The Nexus Nebula Saga
The Nexus Nebula Saga
Musings on books, writing, fatherhood, and other clichés.
The Call of the Wild
Jack London, 1903
Born of Jack London’s fascination with the rough life of the Gold Rush miners and the support network that sprang up around them, The Call of the Wild is a fantastical yet uncompromising look at an environment most of us will never experience. At the time of publication, London caught some flak for his anthropomorphized protagonist, Buck. But London was no revisionist, trying to paint the natural world as civilized and romantic. This story is more of a metaphor, with Buck at times representing man more than animal.
Buck lives an idyllic life of sporting and comfort on the California property of his master, a wealthy judge. Bred from a Saint Bernard father and a collie mother, Buck is a strong and athletic dog.
When word comes around that men in the distant north have struck gold, Buck is among the dogs kidnapped and sold into sled work. Enraged at his undignified treatment, Buck lashes out at his new handlers, only to be beaten into submission.
While it was Buck’s powerful body that made him fit to be a sled dog, he has another quality that makes him able to survive in that environment. He is observant and intuitive, and he quickly learns the new rules of this savage, hardscrabble life. There is no dignity or sense of fair play here, as there had been in the domain of the judge. Here, you steal food or get none. If you get in a fight, you had better stay on your feet. If you don’t, it’s over for you.
Buck is keen enough to learn some of these lessons vicariously, but he is forced to learn a few firsthand as the rough sled-dog life rips away every shred of his old life and self. Through a series of trials, masters, and antagonists, Buck gradually sheds his civility and steps more into the life of the animal. His struggle to survive and the transformation he undergoes reveal modern sensibilities as a fragile veneer.
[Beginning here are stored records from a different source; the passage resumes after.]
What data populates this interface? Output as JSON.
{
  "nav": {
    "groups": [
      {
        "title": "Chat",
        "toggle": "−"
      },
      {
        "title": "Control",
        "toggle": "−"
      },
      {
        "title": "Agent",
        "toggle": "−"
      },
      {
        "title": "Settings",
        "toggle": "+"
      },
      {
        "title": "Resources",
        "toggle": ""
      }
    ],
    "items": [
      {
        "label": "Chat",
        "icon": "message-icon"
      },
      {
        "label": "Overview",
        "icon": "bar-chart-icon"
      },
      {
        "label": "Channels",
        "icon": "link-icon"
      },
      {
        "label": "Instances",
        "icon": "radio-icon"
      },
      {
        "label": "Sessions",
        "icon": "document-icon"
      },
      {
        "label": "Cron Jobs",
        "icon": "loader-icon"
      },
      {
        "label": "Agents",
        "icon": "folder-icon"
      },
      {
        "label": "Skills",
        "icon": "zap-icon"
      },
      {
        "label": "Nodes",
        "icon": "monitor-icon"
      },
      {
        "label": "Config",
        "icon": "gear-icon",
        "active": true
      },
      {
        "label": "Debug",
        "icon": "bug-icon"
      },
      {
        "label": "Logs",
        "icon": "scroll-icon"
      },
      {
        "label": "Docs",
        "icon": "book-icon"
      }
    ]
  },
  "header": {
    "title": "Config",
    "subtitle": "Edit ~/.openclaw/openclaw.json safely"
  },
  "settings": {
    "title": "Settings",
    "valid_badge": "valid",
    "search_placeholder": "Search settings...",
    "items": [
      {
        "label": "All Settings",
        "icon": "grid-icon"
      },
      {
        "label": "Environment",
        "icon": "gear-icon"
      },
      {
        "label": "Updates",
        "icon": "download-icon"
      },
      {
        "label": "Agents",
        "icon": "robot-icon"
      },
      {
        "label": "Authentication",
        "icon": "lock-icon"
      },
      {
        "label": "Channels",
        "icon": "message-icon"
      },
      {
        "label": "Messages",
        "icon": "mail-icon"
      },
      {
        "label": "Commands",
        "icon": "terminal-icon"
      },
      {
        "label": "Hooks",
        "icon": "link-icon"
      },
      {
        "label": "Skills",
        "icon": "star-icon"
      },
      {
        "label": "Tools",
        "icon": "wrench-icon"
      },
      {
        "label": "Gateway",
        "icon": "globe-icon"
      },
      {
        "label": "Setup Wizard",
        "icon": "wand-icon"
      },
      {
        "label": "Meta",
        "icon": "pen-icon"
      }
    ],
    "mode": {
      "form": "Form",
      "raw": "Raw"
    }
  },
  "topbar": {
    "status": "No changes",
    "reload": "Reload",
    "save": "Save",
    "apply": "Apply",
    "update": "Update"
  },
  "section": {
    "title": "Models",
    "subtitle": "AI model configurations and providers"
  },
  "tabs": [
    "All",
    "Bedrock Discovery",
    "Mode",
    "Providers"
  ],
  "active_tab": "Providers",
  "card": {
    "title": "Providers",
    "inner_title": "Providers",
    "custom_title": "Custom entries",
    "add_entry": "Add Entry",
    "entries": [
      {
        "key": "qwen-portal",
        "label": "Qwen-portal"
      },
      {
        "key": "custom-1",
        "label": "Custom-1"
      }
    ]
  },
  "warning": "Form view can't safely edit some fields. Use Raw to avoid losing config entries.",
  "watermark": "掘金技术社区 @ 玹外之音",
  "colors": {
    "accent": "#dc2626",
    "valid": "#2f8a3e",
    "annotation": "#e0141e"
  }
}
Strip it away, and all that’s left is the savage will of the predator. Embrace it, do what’s necessary to survive with no regard for fairness, and you may live. Try to hold on to modern conveniences and manners, and you will certainly perish.
This is my all-time favorite book. The strongest moments come when Buck is forced to witness some unfortunate soul learning these lessons with a horrible finality. Soon after being stolen, Buck watches another domestic dog trying to make friends and being killed. Later on, after Buck has risen through violence to the role of lead sled dog, he is sold to a family who is completely unprepared for the journey. Their bickering (and their sled overloaded with luggage and convenience items) leads to disaster for the team.
Towards the end, as Buck has only threads of his old self remaining, he is held to civility by his love for the man John Thornton. A couple of eye-rolling moments ensue as Buck pulls some overblown feats out of his great love for this man. But the message stays consistent underneath. I won’t spoil the climax, but it is thematically appropriate to solidify Buck’s complete transformation from civil to wild. A great little book and a great reminder to keep and embrace the animal inside us all, as the modern world is more fragile than we might want to admit.
They say everyone is only nine meals away from savagery, after all. Would you be willing to do what it takes to survive? Read this book for some thoughts by a man who lived the life.
Kevin C Hensley
Modernization brings increasing social control. Young men taking responsibility and having families are our best hope of pushing back against what is coming. I write fiction geared toward encouraging them to do so.